### TASK DIRECTIONS
Please return each entry that follows exactly as written, and keep the pictures out.

───── DATA FOR REVIEW

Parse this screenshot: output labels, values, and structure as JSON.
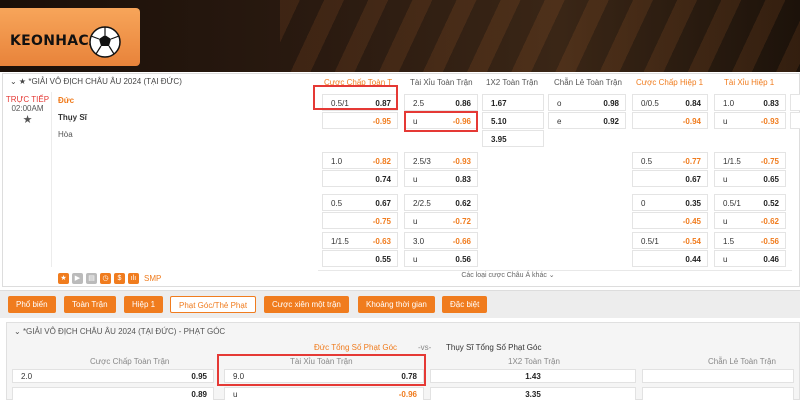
{
  "brand": {
    "logo_text": "KEONHACAI",
    "accent": "#f07c1e",
    "alert": "#e53935"
  },
  "league": {
    "title": "*GIẢI VÔ ĐỊCH CHÂU ÂU 2024 (TẠI ĐỨC)",
    "columns": [
      "Cược Chấp Toàn T",
      "Tài Xỉu Toàn Trận",
      "1X2 Toàn Trận",
      "Chẵn Lẻ Toàn Trận",
      "Cược Chấp Hiệp 1",
      "Tài Xỉu Hiệp 1"
    ]
  },
  "match": {
    "status": "TRỰC TIẾP",
    "time": "02:00AM",
    "home": "Đức",
    "away": "Thụy Sĩ",
    "draw": "Hòa"
  },
  "odds": {
    "main": {
      "ah": {
        "line": "0.5/1",
        "home": "0.87",
        "away": "-0.95"
      },
      "ou": {
        "line": "2.5",
        "over": "0.86",
        "u": "u",
        "under": "-0.96"
      },
      "x12": {
        "home": "1.67",
        "away": "5.10",
        "draw": "3.95"
      },
      "oe": {
        "o": "o",
        "o_val": "0.98",
        "e": "e",
        "e_val": "0.92"
      },
      "ah_h1": {
        "line": "0/0.5",
        "home": "0.84",
        "away": "-0.94"
      },
      "ou_h1": {
        "line": "1.0",
        "over": "0.83",
        "u": "u",
        "under": "-0.93"
      }
    },
    "alt": [
      {
        "ah_line": "1.0",
        "ah_home": "-0.82",
        "ah_away": "0.74",
        "ou_line": "2.5/3",
        "ou_over": "-0.93",
        "ou_u": "u",
        "ou_under": "0.83",
        "h1_ah_line": "0.5",
        "h1_ah_home": "-0.77",
        "h1_ah_away": "0.67",
        "h1_ou_line": "1/1.5",
        "h1_ou_over": "-0.75",
        "h1_ou_u": "u",
        "h1_ou_under": "0.65"
      },
      {
        "ah_line": "0.5",
        "ah_home": "0.67",
        "ah_away": "-0.75",
        "ou_line": "2/2.5",
        "ou_over": "0.62",
        "ou_u": "u",
        "ou_under": "-0.72",
        "h1_ah_line": "0",
        "h1_ah_home": "0.35",
        "h1_ah_away": "-0.45",
        "h1_ou_line": "0.5/1",
        "h1_ou_over": "0.52",
        "h1_ou_u": "u",
        "h1_ou_under": "-0.62"
      },
      {
        "ah_line": "1/1.5",
        "ah_home": "-0.63",
        "ah_away": "0.55",
        "ou_line": "3.0",
        "ou_over": "-0.66",
        "ou_u": "u",
        "ou_under": "0.56",
        "h1_ah_line": "0.5/1",
        "h1_ah_home": "-0.54",
        "h1_ah_away": "0.44",
        "h1_ou_line": "1.5",
        "h1_ou_over": "-0.56",
        "h1_ou_u": "u",
        "h1_ou_under": "0.46"
      }
    ],
    "more_label": "Các loại cược Châu Á khác ⌄"
  },
  "iconbar": {
    "smp": "SMP"
  },
  "tabs": [
    "Phổ biến",
    "Toàn Trận",
    "Hiệp 1",
    "Phạt Góc/Thẻ Phạt",
    "Cược xiên một trận",
    "Khoảng thời gian",
    "Đặc biệt"
  ],
  "corners": {
    "title": "*GIẢI VÔ ĐỊCH CHÂU ÂU 2024 (TẠI ĐỨC) - PHẠT GÓC",
    "home_total": "Đức Tổng Số Phạt Góc",
    "vs": "-vs-",
    "away_total": "Thụy Sĩ Tổng Số Phạt Góc",
    "col_ah": "Cược Chấp Toàn Trận",
    "col_ou": "Tài Xỉu Toàn Trận",
    "col_x12": "1X2 Toàn Trận",
    "col_oe": "Chẵn Lẻ Toàn Trận",
    "ah_line": "2.0",
    "ah_home": "0.95",
    "ah_away": "0.89",
    "ou_line": "9.0",
    "ou_over": "0.78",
    "ou_u": "u",
    "ou_under": "-0.96",
    "x12_home": "1.43",
    "x12_away": "3.35"
  }
}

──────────

### YOUR SOLUTION
Parse this screenshot: output labels, values, and structure as JSON.
{
  "brand": {
    "logo_text": "KEONHACAI",
    "accent": "#f07c1e",
    "alert": "#e53935"
  },
  "league": {
    "title": "*GIẢI VÔ ĐỊCH CHÂU ÂU 2024 (TẠI ĐỨC)",
    "columns": [
      "Cược Chấp Toàn T",
      "Tài Xỉu Toàn Trận",
      "1X2 Toàn Trận",
      "Chẵn Lẻ Toàn Trận",
      "Cược Chấp Hiệp 1",
      "Tài Xỉu Hiệp 1"
    ]
  },
  "match": {
    "status": "TRỰC TIẾP",
    "time": "02:00AM",
    "home": "Đức",
    "away": "Thụy Sĩ",
    "draw": "Hòa"
  },
  "odds": {
    "main": {
      "ah": {
        "line": "0.5/1",
        "home": "0.87",
        "away": "-0.95"
      },
      "ou": {
        "line": "2.5",
        "over": "0.86",
        "u": "u",
        "under": "-0.96"
      },
      "x12": {
        "home": "1.67",
        "away": "5.10",
        "draw": "3.95"
      },
      "oe": {
        "o": "o",
        "o_val": "0.98",
        "e": "e",
        "e_val": "0.92"
      },
      "ah_h1": {
        "line": "0/0.5",
        "home": "0.84",
        "away": "-0.94"
      },
      "ou_h1": {
        "line": "1.0",
        "over": "0.83",
        "u": "u",
        "under": "-0.93"
      }
    },
    "alt": [
      {
        "ah_line": "1.0",
        "ah_home": "-0.82",
        "ah_away": "0.74",
        "ou_line": "2.5/3",
        "ou_over": "-0.93",
        "ou_u": "u",
        "ou_under": "0.83",
        "h1_ah_line": "0.5",
        "h1_ah_home": "-0.77",
        "h1_ah_away": "0.67",
        "h1_ou_line": "1/1.5",
        "h1_ou_over": "-0.75",
        "h1_ou_u": "u",
        "h1_ou_under": "0.65"
      },
      {
        "ah_line": "0.5",
        "ah_home": "0.67",
        "ah_away": "-0.75",
        "ou_line": "2/2.5",
        "ou_over": "0.62",
        "ou_u": "u",
        "ou_under": "-0.72",
        "h1_ah_line": "0",
        "h1_ah_home": "0.35",
        "h1_ah_away": "-0.45",
        "h1_ou_line": "0.5/1",
        "h1_ou_over": "0.52",
        "h1_ou_u": "u",
        "h1_ou_under": "-0.62"
      },
      {
        "ah_line": "1/1.5",
        "ah_home": "-0.63",
        "ah_away": "0.55",
        "ou_line": "3.0",
        "ou_over": "-0.66",
        "ou_u": "u",
        "ou_under": "0.56",
        "h1_ah_line": "0.5/1",
        "h1_ah_home": "-0.54",
        "h1_ah_away": "0.44",
        "h1_ou_line": "1.5",
        "h1_ou_over": "-0.56",
        "h1_ou_u": "u",
        "h1_ou_under": "0.46"
      }
    ],
    "more_label": "Các loại cược Châu Á khác ⌄"
  },
  "iconbar": {
    "smp": "SMP"
  },
  "tabs": [
    "Phổ biến",
    "Toàn Trận",
    "Hiệp 1",
    "Phạt Góc/Thẻ Phạt",
    "Cược xiên một trận",
    "Khoảng thời gian",
    "Đặc biệt"
  ],
  "corners": {
    "title": "*GIẢI VÔ ĐỊCH CHÂU ÂU 2024 (TẠI ĐỨC) - PHẠT GÓC",
    "home_total": "Đức Tổng Số Phạt Góc",
    "vs": "-vs-",
    "away_total": "Thụy Sĩ Tổng Số Phạt Góc",
    "col_ah": "Cược Chấp Toàn Trận",
    "col_ou": "Tài Xỉu Toàn Trận",
    "col_x12": "1X2 Toàn Trận",
    "col_oe": "Chẵn Lẻ Toàn Trận",
    "ah_line": "2.0",
    "ah_home": "0.95",
    "ah_away": "0.89",
    "ou_line": "9.0",
    "ou_over": "0.78",
    "ou_u": "u",
    "ou_under": "-0.96",
    "x12_home": "1.43",
    "x12_away": "3.35"
  }
}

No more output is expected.